[[ Data for analysis, beginning ]]

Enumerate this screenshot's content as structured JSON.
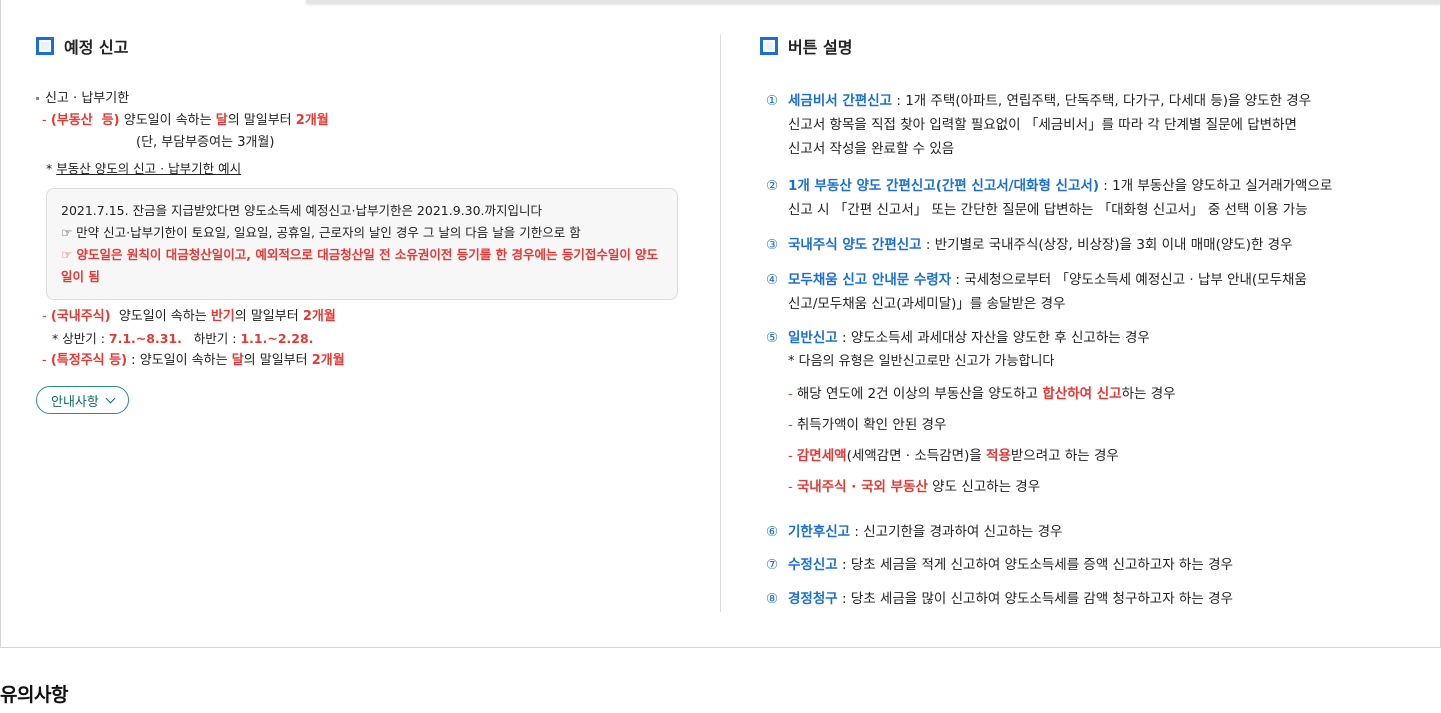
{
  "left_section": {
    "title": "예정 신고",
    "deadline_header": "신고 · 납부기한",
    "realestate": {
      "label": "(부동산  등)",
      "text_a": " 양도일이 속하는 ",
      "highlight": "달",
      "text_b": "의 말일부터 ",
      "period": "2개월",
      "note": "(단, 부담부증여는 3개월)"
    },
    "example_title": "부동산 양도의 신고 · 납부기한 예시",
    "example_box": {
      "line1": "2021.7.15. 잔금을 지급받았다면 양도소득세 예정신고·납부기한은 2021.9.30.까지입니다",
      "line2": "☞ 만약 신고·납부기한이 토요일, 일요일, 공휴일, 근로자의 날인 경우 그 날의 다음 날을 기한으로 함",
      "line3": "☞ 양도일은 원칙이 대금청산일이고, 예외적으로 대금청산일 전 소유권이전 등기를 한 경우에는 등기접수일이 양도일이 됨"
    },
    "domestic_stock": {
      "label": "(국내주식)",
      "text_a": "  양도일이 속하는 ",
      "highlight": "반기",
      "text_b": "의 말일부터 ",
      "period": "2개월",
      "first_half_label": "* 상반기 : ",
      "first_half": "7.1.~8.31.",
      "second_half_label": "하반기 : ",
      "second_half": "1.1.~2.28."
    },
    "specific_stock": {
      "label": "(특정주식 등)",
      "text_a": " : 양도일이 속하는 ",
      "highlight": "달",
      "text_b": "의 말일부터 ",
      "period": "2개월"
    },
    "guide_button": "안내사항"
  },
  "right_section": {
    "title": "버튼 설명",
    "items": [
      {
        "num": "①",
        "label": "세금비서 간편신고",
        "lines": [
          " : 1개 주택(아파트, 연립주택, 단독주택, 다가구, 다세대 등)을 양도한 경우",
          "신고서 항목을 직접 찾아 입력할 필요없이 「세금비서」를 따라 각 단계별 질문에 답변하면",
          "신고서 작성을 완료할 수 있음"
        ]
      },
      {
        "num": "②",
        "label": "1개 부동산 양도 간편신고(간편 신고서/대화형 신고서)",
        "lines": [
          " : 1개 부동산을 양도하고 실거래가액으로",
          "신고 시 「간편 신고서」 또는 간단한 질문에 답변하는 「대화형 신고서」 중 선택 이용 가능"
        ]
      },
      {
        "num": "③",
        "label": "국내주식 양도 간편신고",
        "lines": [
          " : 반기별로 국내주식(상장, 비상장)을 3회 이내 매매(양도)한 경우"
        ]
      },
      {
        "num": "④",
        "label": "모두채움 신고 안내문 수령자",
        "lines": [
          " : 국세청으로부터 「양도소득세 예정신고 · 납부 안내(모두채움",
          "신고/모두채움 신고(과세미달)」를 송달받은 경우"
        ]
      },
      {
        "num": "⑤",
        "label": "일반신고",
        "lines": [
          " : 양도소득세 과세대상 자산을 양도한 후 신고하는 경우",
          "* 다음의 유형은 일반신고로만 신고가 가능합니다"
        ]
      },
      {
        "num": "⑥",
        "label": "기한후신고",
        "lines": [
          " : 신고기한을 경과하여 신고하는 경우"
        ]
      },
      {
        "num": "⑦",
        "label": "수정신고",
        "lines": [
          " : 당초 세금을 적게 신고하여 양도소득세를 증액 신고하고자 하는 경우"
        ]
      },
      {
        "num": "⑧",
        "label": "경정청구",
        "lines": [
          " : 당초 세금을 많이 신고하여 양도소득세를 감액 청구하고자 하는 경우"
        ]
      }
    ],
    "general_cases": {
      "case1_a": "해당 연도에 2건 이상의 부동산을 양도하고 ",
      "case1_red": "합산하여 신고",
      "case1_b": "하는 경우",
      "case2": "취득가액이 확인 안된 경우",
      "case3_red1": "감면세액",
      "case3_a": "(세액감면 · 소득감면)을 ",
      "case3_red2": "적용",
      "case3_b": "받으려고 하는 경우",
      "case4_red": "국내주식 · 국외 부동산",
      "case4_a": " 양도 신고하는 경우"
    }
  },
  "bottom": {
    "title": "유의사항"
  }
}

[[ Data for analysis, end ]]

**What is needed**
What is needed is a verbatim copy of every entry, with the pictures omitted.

**Answer for this exercise**
Enumerate this screenshot's content as structured JSON.
{
  "left_section": {
    "title": "예정 신고",
    "deadline_header": "신고 · 납부기한",
    "realestate": {
      "label": "(부동산  등)",
      "text_a": " 양도일이 속하는 ",
      "highlight": "달",
      "text_b": "의 말일부터 ",
      "period": "2개월",
      "note": "(단, 부담부증여는 3개월)"
    },
    "example_title": "부동산 양도의 신고 · 납부기한 예시",
    "example_box": {
      "line1": "2021.7.15. 잔금을 지급받았다면 양도소득세 예정신고·납부기한은 2021.9.30.까지입니다",
      "line2": "☞ 만약 신고·납부기한이 토요일, 일요일, 공휴일, 근로자의 날인 경우 그 날의 다음 날을 기한으로 함",
      "line3": "☞ 양도일은 원칙이 대금청산일이고, 예외적으로 대금청산일 전 소유권이전 등기를 한 경우에는 등기접수일이 양도일이 됨"
    },
    "domestic_stock": {
      "label": "(국내주식)",
      "text_a": "  양도일이 속하는 ",
      "highlight": "반기",
      "text_b": "의 말일부터 ",
      "period": "2개월",
      "first_half_label": "* 상반기 : ",
      "first_half": "7.1.~8.31.",
      "second_half_label": "하반기 : ",
      "second_half": "1.1.~2.28."
    },
    "specific_stock": {
      "label": "(특정주식 등)",
      "text_a": " : 양도일이 속하는 ",
      "highlight": "달",
      "text_b": "의 말일부터 ",
      "period": "2개월"
    },
    "guide_button": "안내사항"
  },
  "right_section": {
    "title": "버튼 설명",
    "items": [
      {
        "num": "①",
        "label": "세금비서 간편신고",
        "lines": [
          " : 1개 주택(아파트, 연립주택, 단독주택, 다가구, 다세대 등)을 양도한 경우",
          "신고서 항목을 직접 찾아 입력할 필요없이 「세금비서」를 따라 각 단계별 질문에 답변하면",
          "신고서 작성을 완료할 수 있음"
        ]
      },
      {
        "num": "②",
        "label": "1개 부동산 양도 간편신고(간편 신고서/대화형 신고서)",
        "lines": [
          " : 1개 부동산을 양도하고 실거래가액으로",
          "신고 시 「간편 신고서」 또는 간단한 질문에 답변하는 「대화형 신고서」 중 선택 이용 가능"
        ]
      },
      {
        "num": "③",
        "label": "국내주식 양도 간편신고",
        "lines": [
          " : 반기별로 국내주식(상장, 비상장)을 3회 이내 매매(양도)한 경우"
        ]
      },
      {
        "num": "④",
        "label": "모두채움 신고 안내문 수령자",
        "lines": [
          " : 국세청으로부터 「양도소득세 예정신고 · 납부 안내(모두채움",
          "신고/모두채움 신고(과세미달)」를 송달받은 경우"
        ]
      },
      {
        "num": "⑤",
        "label": "일반신고",
        "lines": [
          " : 양도소득세 과세대상 자산을 양도한 후 신고하는 경우",
          "* 다음의 유형은 일반신고로만 신고가 가능합니다"
        ]
      },
      {
        "num": "⑥",
        "label": "기한후신고",
        "lines": [
          " : 신고기한을 경과하여 신고하는 경우"
        ]
      },
      {
        "num": "⑦",
        "label": "수정신고",
        "lines": [
          " : 당초 세금을 적게 신고하여 양도소득세를 증액 신고하고자 하는 경우"
        ]
      },
      {
        "num": "⑧",
        "label": "경정청구",
        "lines": [
          " : 당초 세금을 많이 신고하여 양도소득세를 감액 청구하고자 하는 경우"
        ]
      }
    ],
    "general_cases": {
      "case1_a": "해당 연도에 2건 이상의 부동산을 양도하고 ",
      "case1_red": "합산하여 신고",
      "case1_b": "하는 경우",
      "case2": "취득가액이 확인 안된 경우",
      "case3_red1": "감면세액",
      "case3_a": "(세액감면 · 소득감면)을 ",
      "case3_red2": "적용",
      "case3_b": "받으려고 하는 경우",
      "case4_red": "국내주식 · 국외 부동산",
      "case4_a": " 양도 신고하는 경우"
    }
  },
  "bottom": {
    "title": "유의사항"
  }
}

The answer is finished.